- The SEL ALL button is replaced with a SEL button which pops up a menu with various options to select a part, play it cycling or stretch it.
- Tip: tilting a finger to move a small distance may be more accurate than moving the whole finger.
See "Editors". Moving/resizing notes works a little different:
Pianoroll showing resize grip
on selected note and
- A selected note has a grip on the right-hand side. Here you can move the right-hand side of the note. If the note is long enough there's a grip on the left-hand side as well.
- A note which isn't selected can only be moved, its duration cannot be changed.
- Hence a very short note which is selected can only be resized, not moved. Unselect the note first if you want to move it.
- If the main window shows a vertical scrollbar you can put a finger anywhere on any mixer section and move it vertically to move all mixer sections.
- Tap outside of the menu to close it.
Touch hardware and Windows versions
A tablet or a convertible notebook (which lets you flip the lid, so the screen is outside when the lid is closed) would be a nice computer to use. Another interesting option would be a touchscreen mounted on a stand, connected to your computer. It's best to have the screen sloped towards you.
The best touch experience is provided by Windows 8 or newer, combined with a multi-touch screen. Multi-touch means you can use multiple fingers simultaneously. The onscreen MIDI keyboard benefits from this, and it allows for two-finger zooming.
MultitrackStudio can be used with single-touch touchscreens or older Windows versions.
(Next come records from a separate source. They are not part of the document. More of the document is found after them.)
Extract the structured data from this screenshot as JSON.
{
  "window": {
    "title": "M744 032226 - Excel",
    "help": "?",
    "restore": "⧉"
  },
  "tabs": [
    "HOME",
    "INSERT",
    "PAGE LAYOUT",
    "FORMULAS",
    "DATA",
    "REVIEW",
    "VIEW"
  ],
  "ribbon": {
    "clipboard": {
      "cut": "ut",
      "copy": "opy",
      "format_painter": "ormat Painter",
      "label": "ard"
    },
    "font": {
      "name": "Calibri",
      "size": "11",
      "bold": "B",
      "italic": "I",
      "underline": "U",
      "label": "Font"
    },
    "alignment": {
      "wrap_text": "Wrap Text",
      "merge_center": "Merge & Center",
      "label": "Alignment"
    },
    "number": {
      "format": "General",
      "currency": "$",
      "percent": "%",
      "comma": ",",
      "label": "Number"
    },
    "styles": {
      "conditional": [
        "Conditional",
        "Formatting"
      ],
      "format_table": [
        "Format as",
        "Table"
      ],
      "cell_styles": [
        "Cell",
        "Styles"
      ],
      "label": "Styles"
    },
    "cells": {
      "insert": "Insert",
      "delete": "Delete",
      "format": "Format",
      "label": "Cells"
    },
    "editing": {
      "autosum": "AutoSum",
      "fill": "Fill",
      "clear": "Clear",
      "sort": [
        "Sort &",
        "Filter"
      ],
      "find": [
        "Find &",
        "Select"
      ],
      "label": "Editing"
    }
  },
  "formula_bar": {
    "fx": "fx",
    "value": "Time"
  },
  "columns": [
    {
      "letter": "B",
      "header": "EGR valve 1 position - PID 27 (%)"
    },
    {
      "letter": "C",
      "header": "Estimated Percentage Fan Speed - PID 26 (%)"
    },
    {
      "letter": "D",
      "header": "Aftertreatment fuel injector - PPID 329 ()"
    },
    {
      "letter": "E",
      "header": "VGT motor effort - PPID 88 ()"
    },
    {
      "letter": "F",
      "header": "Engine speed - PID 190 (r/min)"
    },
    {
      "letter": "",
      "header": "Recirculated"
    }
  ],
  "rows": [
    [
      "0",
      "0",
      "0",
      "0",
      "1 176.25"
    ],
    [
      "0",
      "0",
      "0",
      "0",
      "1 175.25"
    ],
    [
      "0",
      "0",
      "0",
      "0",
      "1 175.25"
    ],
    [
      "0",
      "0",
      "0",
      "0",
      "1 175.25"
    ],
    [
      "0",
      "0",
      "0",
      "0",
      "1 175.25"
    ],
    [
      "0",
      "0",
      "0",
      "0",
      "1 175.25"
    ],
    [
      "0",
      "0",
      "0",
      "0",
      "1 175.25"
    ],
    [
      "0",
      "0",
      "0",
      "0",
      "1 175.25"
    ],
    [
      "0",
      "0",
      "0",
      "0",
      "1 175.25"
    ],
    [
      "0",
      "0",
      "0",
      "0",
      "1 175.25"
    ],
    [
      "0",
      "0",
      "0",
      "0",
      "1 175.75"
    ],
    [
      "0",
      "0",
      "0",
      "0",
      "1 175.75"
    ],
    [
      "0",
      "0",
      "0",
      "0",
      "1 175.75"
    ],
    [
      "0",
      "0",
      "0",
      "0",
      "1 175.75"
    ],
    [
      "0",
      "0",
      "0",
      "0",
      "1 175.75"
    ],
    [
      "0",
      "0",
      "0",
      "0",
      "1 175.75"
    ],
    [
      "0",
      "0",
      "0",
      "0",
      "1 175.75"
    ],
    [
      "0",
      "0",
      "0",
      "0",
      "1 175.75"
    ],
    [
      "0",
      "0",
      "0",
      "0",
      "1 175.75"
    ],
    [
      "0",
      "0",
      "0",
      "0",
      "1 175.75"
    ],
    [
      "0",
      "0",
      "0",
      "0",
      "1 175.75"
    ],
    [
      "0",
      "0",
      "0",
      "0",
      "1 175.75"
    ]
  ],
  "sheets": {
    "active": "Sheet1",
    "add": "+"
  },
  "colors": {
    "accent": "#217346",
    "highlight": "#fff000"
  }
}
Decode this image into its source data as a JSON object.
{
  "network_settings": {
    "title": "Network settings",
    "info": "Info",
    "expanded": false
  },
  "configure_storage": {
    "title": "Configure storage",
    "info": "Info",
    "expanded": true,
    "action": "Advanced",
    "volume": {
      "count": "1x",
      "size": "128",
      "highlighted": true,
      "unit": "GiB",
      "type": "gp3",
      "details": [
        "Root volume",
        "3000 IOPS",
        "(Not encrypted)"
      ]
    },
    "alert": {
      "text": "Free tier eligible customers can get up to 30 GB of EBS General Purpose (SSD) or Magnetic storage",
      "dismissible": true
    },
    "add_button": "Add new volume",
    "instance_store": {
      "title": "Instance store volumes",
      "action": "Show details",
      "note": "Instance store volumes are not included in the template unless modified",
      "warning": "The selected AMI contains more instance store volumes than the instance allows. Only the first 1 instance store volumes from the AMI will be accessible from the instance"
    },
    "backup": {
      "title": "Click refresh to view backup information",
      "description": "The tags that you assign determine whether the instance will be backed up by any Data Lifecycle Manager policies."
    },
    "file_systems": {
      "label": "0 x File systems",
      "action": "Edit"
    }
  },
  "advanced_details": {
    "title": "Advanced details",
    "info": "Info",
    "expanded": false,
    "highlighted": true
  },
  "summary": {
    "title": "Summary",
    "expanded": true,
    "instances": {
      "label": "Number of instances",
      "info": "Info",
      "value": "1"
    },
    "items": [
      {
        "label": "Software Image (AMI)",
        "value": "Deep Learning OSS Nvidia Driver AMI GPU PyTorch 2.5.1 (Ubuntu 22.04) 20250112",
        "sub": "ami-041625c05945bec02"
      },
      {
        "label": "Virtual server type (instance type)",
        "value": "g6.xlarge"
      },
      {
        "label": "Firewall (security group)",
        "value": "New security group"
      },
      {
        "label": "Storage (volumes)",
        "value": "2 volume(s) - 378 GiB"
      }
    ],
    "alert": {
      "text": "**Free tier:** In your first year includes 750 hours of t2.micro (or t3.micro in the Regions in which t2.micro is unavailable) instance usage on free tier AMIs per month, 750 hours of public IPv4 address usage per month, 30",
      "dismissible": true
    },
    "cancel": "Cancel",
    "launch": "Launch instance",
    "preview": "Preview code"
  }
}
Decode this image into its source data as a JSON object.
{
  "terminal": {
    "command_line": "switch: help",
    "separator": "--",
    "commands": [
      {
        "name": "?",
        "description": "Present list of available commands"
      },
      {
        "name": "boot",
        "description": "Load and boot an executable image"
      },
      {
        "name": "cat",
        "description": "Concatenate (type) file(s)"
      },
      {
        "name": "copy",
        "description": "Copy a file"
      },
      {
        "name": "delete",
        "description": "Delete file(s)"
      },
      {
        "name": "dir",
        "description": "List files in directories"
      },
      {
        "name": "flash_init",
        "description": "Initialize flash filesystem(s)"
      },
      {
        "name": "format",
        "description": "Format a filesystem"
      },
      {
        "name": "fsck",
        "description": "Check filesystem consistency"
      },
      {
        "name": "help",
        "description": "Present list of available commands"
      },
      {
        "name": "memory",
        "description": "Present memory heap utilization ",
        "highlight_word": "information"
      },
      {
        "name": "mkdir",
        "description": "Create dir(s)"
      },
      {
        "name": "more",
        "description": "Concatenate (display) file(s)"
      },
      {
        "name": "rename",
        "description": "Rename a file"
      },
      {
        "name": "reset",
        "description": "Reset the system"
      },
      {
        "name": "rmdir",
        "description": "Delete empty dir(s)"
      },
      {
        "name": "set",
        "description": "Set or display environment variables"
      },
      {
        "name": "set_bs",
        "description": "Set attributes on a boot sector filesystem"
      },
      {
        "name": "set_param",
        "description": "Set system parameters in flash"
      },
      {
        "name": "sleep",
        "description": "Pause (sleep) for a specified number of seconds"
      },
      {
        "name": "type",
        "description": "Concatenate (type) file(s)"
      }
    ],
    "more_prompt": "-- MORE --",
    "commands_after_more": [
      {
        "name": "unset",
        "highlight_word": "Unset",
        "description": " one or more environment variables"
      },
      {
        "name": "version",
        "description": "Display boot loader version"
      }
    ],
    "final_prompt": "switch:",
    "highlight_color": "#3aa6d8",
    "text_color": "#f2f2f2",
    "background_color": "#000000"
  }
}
Note that older monitors based on resistive technology require a significant amount of pressure applied by your finger. Such a monitor is not recommended beause it makes it very hard to drag you finger over the screen, so controlling faders, knobs and editors etc. is very difficult.
Features not available in touchscreen modeSome features are not available in touchscreen mode. Most notably:
- Labels aren't available.
- Collapsing mixer sections isn't possible. The buttons would get in the way and the collapsed sections would be too small.
- The editor's warp feature currently can't be used with touch.